EXERCISE AIM: Please return the listing exactly, line for line.

··· DATA RECORDS ···

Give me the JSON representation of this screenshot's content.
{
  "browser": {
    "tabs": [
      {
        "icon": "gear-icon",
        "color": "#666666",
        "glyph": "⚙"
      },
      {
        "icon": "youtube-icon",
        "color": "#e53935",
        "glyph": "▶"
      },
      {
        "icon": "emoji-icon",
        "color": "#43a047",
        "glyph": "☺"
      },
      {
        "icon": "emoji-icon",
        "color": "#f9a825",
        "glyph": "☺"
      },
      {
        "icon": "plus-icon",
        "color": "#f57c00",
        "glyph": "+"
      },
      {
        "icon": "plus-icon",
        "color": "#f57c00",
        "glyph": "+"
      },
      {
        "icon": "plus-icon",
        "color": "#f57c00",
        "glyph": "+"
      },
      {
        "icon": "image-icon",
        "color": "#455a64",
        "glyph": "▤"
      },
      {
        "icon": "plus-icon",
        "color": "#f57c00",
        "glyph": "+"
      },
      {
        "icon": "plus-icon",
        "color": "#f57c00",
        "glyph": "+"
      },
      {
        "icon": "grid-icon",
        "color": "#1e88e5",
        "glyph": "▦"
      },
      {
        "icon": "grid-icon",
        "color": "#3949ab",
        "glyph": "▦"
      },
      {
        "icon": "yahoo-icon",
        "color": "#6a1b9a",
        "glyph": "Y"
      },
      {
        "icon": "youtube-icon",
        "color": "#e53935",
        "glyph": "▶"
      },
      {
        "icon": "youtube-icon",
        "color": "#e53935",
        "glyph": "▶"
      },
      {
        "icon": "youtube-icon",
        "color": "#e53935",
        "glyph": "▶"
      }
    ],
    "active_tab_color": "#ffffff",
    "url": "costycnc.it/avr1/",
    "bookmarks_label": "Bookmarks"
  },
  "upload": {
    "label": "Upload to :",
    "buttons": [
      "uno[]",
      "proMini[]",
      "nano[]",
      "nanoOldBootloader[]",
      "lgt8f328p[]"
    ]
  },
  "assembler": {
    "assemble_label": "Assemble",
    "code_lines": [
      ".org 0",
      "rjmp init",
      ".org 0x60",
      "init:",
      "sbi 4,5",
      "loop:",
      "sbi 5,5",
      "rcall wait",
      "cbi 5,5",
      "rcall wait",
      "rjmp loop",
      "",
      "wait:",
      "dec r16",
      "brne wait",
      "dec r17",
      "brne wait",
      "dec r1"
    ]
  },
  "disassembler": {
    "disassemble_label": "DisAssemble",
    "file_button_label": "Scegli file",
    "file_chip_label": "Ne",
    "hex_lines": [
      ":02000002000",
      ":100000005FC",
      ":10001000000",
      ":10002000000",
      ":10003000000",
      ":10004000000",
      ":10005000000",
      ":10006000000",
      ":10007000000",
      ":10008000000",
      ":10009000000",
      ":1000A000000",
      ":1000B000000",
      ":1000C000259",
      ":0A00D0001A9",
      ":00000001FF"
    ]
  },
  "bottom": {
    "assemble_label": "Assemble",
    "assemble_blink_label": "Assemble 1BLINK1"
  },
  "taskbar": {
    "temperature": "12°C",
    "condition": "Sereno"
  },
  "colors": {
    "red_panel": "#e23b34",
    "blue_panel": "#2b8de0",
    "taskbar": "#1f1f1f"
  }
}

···

RESPONSE TO THIS TASK:
Give me the JSON representation of this screenshot's content.
{
  "browser": {
    "tabs": [
      {
        "icon": "gear-icon",
        "color": "#666666",
        "glyph": "⚙"
      },
      {
        "icon": "youtube-icon",
        "color": "#e53935",
        "glyph": "▶"
      },
      {
        "icon": "emoji-icon",
        "color": "#43a047",
        "glyph": "☺"
      },
      {
        "icon": "emoji-icon",
        "color": "#f9a825",
        "glyph": "☺"
      },
      {
        "icon": "plus-icon",
        "color": "#f57c00",
        "glyph": "+"
      },
      {
        "icon": "plus-icon",
        "color": "#f57c00",
        "glyph": "+"
      },
      {
        "icon": "plus-icon",
        "color": "#f57c00",
        "glyph": "+"
      },
      {
        "icon": "image-icon",
        "color": "#455a64",
        "glyph": "▤"
      },
      {
        "icon": "plus-icon",
        "color": "#f57c00",
        "glyph": "+"
      },
      {
        "icon": "plus-icon",
        "color": "#f57c00",
        "glyph": "+"
      },
      {
        "icon": "grid-icon",
        "color": "#1e88e5",
        "glyph": "▦"
      },
      {
        "icon": "grid-icon",
        "color": "#3949ab",
        "glyph": "▦"
      },
      {
        "icon": "yahoo-icon",
        "color": "#6a1b9a",
        "glyph": "Y"
      },
      {
        "icon": "youtube-icon",
        "color": "#e53935",
        "glyph": "▶"
      },
      {
        "icon": "youtube-icon",
        "color": "#e53935",
        "glyph": "▶"
      },
      {
        "icon": "youtube-icon",
        "color": "#e53935",
        "glyph": "▶"
      }
    ],
    "active_tab_color": "#ffffff",
    "url": "costycnc.it/avr1/",
    "bookmarks_label": "Bookmarks"
  },
  "upload": {
    "label": "Upload to :",
    "buttons": [
      "uno[]",
      "proMini[]",
      "nano[]",
      "nanoOldBootloader[]",
      "lgt8f328p[]"
    ]
  },
  "assembler": {
    "assemble_label": "Assemble",
    "code_lines": [
      ".org 0",
      "rjmp init",
      ".org 0x60",
      "init:",
      "sbi 4,5",
      "loop:",
      "sbi 5,5",
      "rcall wait",
      "cbi 5,5",
      "rcall wait",
      "rjmp loop",
      "",
      "wait:",
      "dec r16",
      "brne wait",
      "dec r17",
      "brne wait",
      "dec r1"
    ]
  },
  "disassembler": {
    "disassemble_label": "DisAssemble",
    "file_button_label": "Scegli file",
    "file_chip_label": "Ne",
    "hex_lines": [
      ":02000002000",
      ":100000005FC",
      ":10001000000",
      ":10002000000",
      ":10003000000",
      ":10004000000",
      ":10005000000",
      ":10006000000",
      ":10007000000",
      ":10008000000",
      ":10009000000",
      ":1000A000000",
      ":1000B000000",
      ":1000C000259",
      ":0A00D0001A9",
      ":00000001FF"
    ]
  },
  "bottom": {
    "assemble_label": "Assemble",
    "assemble_blink_label": "Assemble 1BLINK1"
  },
  "taskbar": {
    "temperature": "12°C",
    "condition": "Sereno"
  },
  "colors": {
    "red_panel": "#e23b34",
    "blue_panel": "#2b8de0",
    "taskbar": "#1f1f1f"
  }
}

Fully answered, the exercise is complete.